The historical relevance of S. americana to Native Americans and S. aucuparia  to Eurasians is significant, the trees having served as food, medicine, and, somewhat ironically, bird bait. The species name aucuparia is taken directly from the Latin aucupor meaning ‘to catch birds.’ Rowan berries were used as bait to attract birds for fowling, an erstwhile euphemism for killing birds, ostensibly for food but also for sport. It is not clear whether this meant that the hunter would skulk rowan tree habitats to await an avian visit or whether the berries were removed and positioned strategically to effect entrapment, likely both. According to one account, the berries were used to make birdlime, a sticky adhesive smeared on branches to immobilize and capture roosting birds, a practice used historically in Europe using boiled holly tree bark pounded into a viscous paste. It is unlikely that mountain ash/rowan trees were used in this manner, but were rather directly used as bird bait taking advantage of their inherent allure.

The renowned German chemist August von Hofmann discovered a number of chemicals derived from the distillation of rowanberry oil; using the genus name Sorbus as the root word, he synthesized sorbic acid in 1859. The importance of this discovery was not manifest until the middle of the next century, when its antimicrobial properties were first noted; when converted to a salt such as potassium or sodium sorbate to facilitate handling, sorbic acid became a mainstay additive in food processing to minimize the risk of bacterial or fungal contamination, notably Clostridium botulinum which causes botulism.
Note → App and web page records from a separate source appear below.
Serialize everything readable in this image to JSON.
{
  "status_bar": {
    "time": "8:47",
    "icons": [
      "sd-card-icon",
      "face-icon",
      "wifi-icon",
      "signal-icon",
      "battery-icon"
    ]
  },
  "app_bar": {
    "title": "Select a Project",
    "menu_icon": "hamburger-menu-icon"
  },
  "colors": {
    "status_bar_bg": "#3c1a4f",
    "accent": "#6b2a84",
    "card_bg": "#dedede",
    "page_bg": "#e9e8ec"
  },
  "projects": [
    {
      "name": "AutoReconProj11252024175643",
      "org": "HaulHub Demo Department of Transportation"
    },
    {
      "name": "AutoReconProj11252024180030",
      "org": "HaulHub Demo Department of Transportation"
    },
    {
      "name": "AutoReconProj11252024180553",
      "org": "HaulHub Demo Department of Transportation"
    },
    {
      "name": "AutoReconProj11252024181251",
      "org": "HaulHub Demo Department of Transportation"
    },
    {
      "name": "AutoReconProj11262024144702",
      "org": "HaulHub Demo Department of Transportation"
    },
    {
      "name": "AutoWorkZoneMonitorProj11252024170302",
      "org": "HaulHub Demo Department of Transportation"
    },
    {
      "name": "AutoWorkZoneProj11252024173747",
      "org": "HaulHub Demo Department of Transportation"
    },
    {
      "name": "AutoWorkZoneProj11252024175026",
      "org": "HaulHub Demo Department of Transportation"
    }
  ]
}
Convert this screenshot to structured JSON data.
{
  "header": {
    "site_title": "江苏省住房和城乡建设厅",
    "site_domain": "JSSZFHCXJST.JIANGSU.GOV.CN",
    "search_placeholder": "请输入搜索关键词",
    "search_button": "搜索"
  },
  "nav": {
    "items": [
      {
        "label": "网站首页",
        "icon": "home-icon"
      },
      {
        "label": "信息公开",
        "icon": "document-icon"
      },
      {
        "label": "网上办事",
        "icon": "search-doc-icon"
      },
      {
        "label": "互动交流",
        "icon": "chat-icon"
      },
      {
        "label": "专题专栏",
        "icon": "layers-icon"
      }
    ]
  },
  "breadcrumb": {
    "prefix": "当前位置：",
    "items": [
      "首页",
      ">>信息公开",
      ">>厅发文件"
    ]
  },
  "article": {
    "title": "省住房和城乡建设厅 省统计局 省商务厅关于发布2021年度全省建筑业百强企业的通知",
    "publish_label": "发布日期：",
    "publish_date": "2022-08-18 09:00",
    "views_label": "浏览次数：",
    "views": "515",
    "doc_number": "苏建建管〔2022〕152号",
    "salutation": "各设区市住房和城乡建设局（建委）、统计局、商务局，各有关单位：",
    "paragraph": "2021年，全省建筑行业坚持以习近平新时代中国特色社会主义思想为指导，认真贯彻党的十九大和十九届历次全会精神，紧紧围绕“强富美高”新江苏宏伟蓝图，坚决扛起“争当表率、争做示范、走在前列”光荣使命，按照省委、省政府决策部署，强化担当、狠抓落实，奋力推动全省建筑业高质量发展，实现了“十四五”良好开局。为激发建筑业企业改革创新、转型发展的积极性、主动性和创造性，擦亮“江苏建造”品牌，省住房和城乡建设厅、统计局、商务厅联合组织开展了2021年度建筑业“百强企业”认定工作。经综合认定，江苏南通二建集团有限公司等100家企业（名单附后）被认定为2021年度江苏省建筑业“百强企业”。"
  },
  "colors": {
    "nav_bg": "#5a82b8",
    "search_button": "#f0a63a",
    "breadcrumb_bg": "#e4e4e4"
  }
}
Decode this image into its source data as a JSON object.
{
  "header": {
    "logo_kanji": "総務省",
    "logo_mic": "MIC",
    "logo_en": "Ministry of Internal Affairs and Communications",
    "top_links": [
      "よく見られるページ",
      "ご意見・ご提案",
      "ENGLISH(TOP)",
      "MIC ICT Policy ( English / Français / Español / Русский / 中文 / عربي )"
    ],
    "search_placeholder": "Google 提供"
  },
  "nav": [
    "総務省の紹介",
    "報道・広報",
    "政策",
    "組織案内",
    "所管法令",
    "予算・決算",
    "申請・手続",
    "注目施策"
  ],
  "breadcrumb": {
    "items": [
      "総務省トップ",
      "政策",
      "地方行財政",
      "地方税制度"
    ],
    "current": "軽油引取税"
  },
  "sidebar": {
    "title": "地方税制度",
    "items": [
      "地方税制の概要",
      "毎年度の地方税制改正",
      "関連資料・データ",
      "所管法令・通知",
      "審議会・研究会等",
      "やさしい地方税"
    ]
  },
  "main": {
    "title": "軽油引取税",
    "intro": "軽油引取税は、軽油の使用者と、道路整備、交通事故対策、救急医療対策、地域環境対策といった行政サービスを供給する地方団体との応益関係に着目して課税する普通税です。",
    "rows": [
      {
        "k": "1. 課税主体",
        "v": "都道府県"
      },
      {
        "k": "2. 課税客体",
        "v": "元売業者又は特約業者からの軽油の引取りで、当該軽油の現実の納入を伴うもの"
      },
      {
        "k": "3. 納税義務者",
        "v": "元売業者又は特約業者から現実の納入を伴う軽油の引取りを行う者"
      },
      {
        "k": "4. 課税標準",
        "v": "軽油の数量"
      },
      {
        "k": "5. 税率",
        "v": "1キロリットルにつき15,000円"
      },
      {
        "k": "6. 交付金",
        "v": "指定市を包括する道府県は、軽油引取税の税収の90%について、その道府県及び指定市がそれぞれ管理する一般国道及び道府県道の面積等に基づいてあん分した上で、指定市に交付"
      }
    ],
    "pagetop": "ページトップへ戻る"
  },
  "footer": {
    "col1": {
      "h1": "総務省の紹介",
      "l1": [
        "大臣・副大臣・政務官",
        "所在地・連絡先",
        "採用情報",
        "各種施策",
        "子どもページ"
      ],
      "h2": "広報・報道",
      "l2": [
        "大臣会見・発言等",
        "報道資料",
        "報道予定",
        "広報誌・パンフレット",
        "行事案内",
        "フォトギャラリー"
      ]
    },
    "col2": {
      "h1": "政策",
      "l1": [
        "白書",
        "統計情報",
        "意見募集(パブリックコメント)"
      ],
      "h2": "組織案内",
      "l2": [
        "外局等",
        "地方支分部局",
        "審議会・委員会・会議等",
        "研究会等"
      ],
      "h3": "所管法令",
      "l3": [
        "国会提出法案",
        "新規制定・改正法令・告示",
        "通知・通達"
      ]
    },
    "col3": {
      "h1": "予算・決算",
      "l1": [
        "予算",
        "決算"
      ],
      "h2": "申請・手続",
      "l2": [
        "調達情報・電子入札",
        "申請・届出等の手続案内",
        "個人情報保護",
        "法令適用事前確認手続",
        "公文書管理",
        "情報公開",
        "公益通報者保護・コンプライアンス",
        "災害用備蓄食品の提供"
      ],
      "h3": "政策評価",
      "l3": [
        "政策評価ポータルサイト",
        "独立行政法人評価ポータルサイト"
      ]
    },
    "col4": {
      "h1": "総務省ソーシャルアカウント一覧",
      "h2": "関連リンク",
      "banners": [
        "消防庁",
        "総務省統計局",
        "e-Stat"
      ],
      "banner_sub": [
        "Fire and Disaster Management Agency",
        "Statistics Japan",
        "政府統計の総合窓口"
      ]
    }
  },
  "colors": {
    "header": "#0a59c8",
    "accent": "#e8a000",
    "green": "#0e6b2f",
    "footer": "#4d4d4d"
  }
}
It is still widely used by vintners as a stabilizer to curtail yeast multiplication. Hofmann’s work ultimately established the scientific foundation for the development of the transformational German aniline chemical dye industry. The inherent anti-microbial properties of sorbic acid from mountain ash and rowan were exploited in Europe for the treatment of sore throats and hemorrhoids (both involve orifices) and in North America for a wide assortment of conditions that varied according to individual tribal custom.

With a modicum of cultural stereotyping, the chemistry of nutritive hydrocarbon sweetness that characterizes the berries of the rowan tree was discovered by a French chemist at about the same time that the German von Hofmann discovered sorbic acid. Jean-Baptiste Boussingault also used the genus Sorbus for the neologism sorbitol, a white, water- soluble compound that is of crystalline form that imparts sweetness to the palate; it is now widely used as one of myriad low calorie sugar substitutes. Boussingault operated one of the first agricultural research stations in the world where he established the importance of soil nitrogen to plant growth and laid the foundations for crop rotation. The berries were historically rendered into jams and jellies and even eaten raw as a somewhat bitter food of last resort on both sides of the Atlantic.